### WORKING DATA
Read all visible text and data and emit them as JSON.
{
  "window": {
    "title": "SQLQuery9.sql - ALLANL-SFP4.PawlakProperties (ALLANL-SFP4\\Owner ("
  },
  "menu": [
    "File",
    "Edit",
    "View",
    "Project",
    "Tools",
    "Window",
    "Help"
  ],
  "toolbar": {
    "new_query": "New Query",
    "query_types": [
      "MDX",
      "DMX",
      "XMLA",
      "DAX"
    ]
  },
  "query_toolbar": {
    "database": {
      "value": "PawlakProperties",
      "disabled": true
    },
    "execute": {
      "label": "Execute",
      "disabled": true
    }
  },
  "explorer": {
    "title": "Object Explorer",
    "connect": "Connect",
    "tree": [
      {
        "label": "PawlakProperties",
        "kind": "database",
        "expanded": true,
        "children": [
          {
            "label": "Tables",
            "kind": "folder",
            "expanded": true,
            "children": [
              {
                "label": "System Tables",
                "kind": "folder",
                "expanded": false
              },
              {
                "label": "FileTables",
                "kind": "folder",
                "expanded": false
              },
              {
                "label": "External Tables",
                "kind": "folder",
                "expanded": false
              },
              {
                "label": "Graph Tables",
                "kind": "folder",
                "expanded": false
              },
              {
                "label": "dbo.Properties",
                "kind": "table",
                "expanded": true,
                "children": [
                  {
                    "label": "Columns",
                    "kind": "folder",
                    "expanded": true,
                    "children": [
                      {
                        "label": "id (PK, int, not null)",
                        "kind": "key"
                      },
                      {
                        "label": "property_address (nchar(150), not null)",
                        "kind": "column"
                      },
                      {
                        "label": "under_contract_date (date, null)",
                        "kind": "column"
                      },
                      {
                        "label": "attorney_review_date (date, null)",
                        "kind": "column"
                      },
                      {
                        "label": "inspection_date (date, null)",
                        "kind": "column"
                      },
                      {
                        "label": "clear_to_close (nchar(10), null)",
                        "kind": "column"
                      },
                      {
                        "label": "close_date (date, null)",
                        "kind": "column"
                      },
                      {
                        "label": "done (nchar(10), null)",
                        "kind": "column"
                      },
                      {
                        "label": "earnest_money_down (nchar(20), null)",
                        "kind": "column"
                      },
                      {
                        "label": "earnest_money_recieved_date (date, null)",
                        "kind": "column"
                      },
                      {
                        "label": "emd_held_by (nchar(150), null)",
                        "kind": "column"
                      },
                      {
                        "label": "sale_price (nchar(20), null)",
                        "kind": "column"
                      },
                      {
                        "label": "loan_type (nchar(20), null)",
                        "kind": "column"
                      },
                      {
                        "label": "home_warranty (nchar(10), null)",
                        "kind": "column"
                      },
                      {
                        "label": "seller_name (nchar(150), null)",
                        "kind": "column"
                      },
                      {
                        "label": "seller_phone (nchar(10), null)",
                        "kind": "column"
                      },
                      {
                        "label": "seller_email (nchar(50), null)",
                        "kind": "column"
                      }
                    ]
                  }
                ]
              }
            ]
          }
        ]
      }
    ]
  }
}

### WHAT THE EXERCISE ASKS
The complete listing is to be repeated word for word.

### ANSWER TO THE PROBLEM
Read all visible text and data and emit them as JSON.
{
  "window": {
    "title": "SQLQuery9.sql - ALLANL-SFP4.PawlakProperties (ALLANL-SFP4\\Owner ("
  },
  "menu": [
    "File",
    "Edit",
    "View",
    "Project",
    "Tools",
    "Window",
    "Help"
  ],
  "toolbar": {
    "new_query": "New Query",
    "query_types": [
      "MDX",
      "DMX",
      "XMLA",
      "DAX"
    ]
  },
  "query_toolbar": {
    "database": {
      "value": "PawlakProperties",
      "disabled": true
    },
    "execute": {
      "label": "Execute",
      "disabled": true
    }
  },
  "explorer": {
    "title": "Object Explorer",
    "connect": "Connect",
    "tree": [
      {
        "label": "PawlakProperties",
        "kind": "database",
        "expanded": true,
        "children": [
          {
            "label": "Tables",
            "kind": "folder",
            "expanded": true,
            "children": [
              {
                "label": "System Tables",
                "kind": "folder",
                "expanded": false
              },
              {
                "label": "FileTables",
                "kind": "folder",
                "expanded": false
              },
              {
                "label": "External Tables",
                "kind": "folder",
                "expanded": false
              },
              {
                "label": "Graph Tables",
                "kind": "folder",
                "expanded": false
              },
              {
                "label": "dbo.Properties",
                "kind": "table",
                "expanded": true,
                "children": [
                  {
                    "label": "Columns",
                    "kind": "folder",
                    "expanded": true,
                    "children": [
                      {
                        "label": "id (PK, int, not null)",
                        "kind": "key"
                      },
                      {
                        "label": "property_address (nchar(150), not null)",
                        "kind": "column"
                      },
                      {
                        "label": "under_contract_date (date, null)",
                        "kind": "column"
                      },
                      {
                        "label": "attorney_review_date (date, null)",
                        "kind": "column"
                      },
                      {
                        "label": "inspection_date (date, null)",
                        "kind": "column"
                      },
                      {
                        "label": "clear_to_close (nchar(10), null)",
                        "kind": "column"
                      },
                      {
                        "label": "close_date (date, null)",
                        "kind": "column"
                      },
                      {
                        "label": "done (nchar(10), null)",
                        "kind": "column"
                      },
                      {
                        "label": "earnest_money_down (nchar(20), null)",
                        "kind": "column"
                      },
                      {
                        "label": "earnest_money_recieved_date (date, null)",
                        "kind": "column"
                      },
                      {
                        "label": "emd_held_by (nchar(150), null)",
                        "kind": "column"
                      },
                      {
                        "label": "sale_price (nchar(20), null)",
                        "kind": "column"
                      },
                      {
                        "label": "loan_type (nchar(20), null)",
                        "kind": "column"
                      },
                      {
                        "label": "home_warranty (nchar(10), null)",
                        "kind": "column"
                      },
                      {
                        "label": "seller_name (nchar(150), null)",
                        "kind": "column"
                      },
                      {
                        "label": "seller_phone (nchar(10), null)",
                        "kind": "column"
                      },
                      {
                        "label": "seller_email (nchar(50), null)",
                        "kind": "column"
                      }
                    ]
                  }
                ]
              }
            ]
          }
        ]
      }
    ]
  }
}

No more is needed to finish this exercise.